## YOUR ASSIGNMENT
Your response should consist of every record, exactly as given.

## RECORDS SHOWN

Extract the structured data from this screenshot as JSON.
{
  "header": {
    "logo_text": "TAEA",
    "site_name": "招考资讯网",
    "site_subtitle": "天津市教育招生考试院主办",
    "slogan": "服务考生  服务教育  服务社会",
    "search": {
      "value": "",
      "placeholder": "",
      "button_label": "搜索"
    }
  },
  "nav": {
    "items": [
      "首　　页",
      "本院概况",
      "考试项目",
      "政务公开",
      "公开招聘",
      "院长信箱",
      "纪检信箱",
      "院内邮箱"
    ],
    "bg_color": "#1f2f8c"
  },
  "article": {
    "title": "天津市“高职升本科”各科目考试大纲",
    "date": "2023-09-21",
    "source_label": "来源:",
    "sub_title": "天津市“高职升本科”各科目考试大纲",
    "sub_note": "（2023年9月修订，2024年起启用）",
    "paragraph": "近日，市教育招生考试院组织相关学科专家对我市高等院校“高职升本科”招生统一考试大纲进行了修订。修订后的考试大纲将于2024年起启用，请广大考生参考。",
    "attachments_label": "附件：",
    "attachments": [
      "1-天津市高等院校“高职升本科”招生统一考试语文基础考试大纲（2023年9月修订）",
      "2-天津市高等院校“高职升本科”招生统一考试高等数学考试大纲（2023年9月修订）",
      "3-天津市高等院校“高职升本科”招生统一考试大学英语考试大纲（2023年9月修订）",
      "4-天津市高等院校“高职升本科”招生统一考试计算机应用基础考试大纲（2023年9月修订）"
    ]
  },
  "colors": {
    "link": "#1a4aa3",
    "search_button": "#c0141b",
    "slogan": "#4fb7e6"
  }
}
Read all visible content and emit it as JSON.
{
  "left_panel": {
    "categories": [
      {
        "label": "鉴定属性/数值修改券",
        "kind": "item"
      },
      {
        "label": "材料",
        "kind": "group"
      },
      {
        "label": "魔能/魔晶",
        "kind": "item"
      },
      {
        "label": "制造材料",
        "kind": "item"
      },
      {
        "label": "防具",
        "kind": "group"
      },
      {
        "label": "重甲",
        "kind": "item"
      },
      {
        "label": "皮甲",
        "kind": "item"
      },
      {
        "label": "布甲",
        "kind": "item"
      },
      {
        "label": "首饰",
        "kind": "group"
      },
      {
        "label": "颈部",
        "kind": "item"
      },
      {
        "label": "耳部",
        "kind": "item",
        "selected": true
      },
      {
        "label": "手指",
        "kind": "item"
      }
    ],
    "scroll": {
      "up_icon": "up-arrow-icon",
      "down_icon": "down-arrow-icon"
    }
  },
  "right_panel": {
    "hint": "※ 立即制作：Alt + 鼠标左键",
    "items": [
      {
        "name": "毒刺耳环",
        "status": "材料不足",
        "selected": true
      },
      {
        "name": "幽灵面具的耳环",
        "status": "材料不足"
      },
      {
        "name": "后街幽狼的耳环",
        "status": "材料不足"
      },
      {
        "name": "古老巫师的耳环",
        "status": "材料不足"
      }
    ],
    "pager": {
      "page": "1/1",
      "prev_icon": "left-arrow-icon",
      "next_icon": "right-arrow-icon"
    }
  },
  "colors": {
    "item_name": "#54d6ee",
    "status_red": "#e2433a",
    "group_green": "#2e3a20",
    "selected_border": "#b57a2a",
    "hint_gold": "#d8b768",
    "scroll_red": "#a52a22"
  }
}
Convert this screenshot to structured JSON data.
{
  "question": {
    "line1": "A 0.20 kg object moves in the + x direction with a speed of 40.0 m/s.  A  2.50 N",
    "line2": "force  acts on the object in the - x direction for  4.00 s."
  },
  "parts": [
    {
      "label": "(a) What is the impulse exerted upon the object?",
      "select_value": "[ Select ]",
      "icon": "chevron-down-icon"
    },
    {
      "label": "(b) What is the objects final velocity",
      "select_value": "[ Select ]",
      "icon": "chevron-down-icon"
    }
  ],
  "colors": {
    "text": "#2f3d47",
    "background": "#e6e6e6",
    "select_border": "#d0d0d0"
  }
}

## RESULT BELOW
Extract the structured data from this screenshot as JSON.
{
  "header": {
    "logo_text": "TAEA",
    "site_name": "招考资讯网",
    "site_subtitle": "天津市教育招生考试院主办",
    "slogan": "服务考生  服务教育  服务社会",
    "search": {
      "value": "",
      "placeholder": "",
      "button_label": "搜索"
    }
  },
  "nav": {
    "items": [
      "首　　页",
      "本院概况",
      "考试项目",
      "政务公开",
      "公开招聘",
      "院长信箱",
      "纪检信箱",
      "院内邮箱"
    ],
    "bg_color": "#1f2f8c"
  },
  "article": {
    "title": "天津市“高职升本科”各科目考试大纲",
    "date": "2023-09-21",
    "source_label": "来源:",
    "sub_title": "天津市“高职升本科”各科目考试大纲",
    "sub_note": "（2023年9月修订，2024年起启用）",
    "paragraph": "近日，市教育招生考试院组织相关学科专家对我市高等院校“高职升本科”招生统一考试大纲进行了修订。修订后的考试大纲将于2024年起启用，请广大考生参考。",
    "attachments_label": "附件：",
    "attachments": [
      "1-天津市高等院校“高职升本科”招生统一考试语文基础考试大纲（2023年9月修订）",
      "2-天津市高等院校“高职升本科”招生统一考试高等数学考试大纲（2023年9月修订）",
      "3-天津市高等院校“高职升本科”招生统一考试大学英语考试大纲（2023年9月修订）",
      "4-天津市高等院校“高职升本科”招生统一考试计算机应用基础考试大纲（2023年9月修订）"
    ]
  },
  "colors": {
    "link": "#1a4aa3",
    "search_button": "#c0141b",
    "slogan": "#4fb7e6"
  }
}
Read all visible content and emit it as JSON.
{
  "left_panel": {
    "categories": [
      {
        "label": "鉴定属性/数值修改券",
        "kind": "item"
      },
      {
        "label": "材料",
        "kind": "group"
      },
      {
        "label": "魔能/魔晶",
        "kind": "item"
      },
      {
        "label": "制造材料",
        "kind": "item"
      },
      {
        "label": "防具",
        "kind": "group"
      },
      {
        "label": "重甲",
        "kind": "item"
      },
      {
        "label": "皮甲",
        "kind": "item"
      },
      {
        "label": "布甲",
        "kind": "item"
      },
      {
        "label": "首饰",
        "kind": "group"
      },
      {
        "label": "颈部",
        "kind": "item"
      },
      {
        "label": "耳部",
        "kind": "item",
        "selected": true
      },
      {
        "label": "手指",
        "kind": "item"
      }
    ],
    "scroll": {
      "up_icon": "up-arrow-icon",
      "down_icon": "down-arrow-icon"
    }
  },
  "right_panel": {
    "hint": "※ 立即制作：Alt + 鼠标左键",
    "items": [
      {
        "name": "毒刺耳环",
        "status": "材料不足",
        "selected": true
      },
      {
        "name": "幽灵面具的耳环",
        "status": "材料不足"
      },
      {
        "name": "后街幽狼的耳环",
        "status": "材料不足"
      },
      {
        "name": "古老巫师的耳环",
        "status": "材料不足"
      }
    ],
    "pager": {
      "page": "1/1",
      "prev_icon": "left-arrow-icon",
      "next_icon": "right-arrow-icon"
    }
  },
  "colors": {
    "item_name": "#54d6ee",
    "status_red": "#e2433a",
    "group_green": "#2e3a20",
    "selected_border": "#b57a2a",
    "hint_gold": "#d8b768",
    "scroll_red": "#a52a22"
  }
}
Convert this screenshot to structured JSON data.
{
  "question": {
    "line1": "A 0.20 kg object moves in the + x direction with a speed of 40.0 m/s.  A  2.50 N",
    "line2": "force  acts on the object in the - x direction for  4.00 s."
  },
  "parts": [
    {
      "label": "(a) What is the impulse exerted upon the object?",
      "select_value": "[ Select ]",
      "icon": "chevron-down-icon"
    },
    {
      "label": "(b) What is the objects final velocity",
      "select_value": "[ Select ]",
      "icon": "chevron-down-icon"
    }
  ],
  "colors": {
    "text": "#2f3d47",
    "background": "#e6e6e6",
    "select_border": "#d0d0d0"
  }
}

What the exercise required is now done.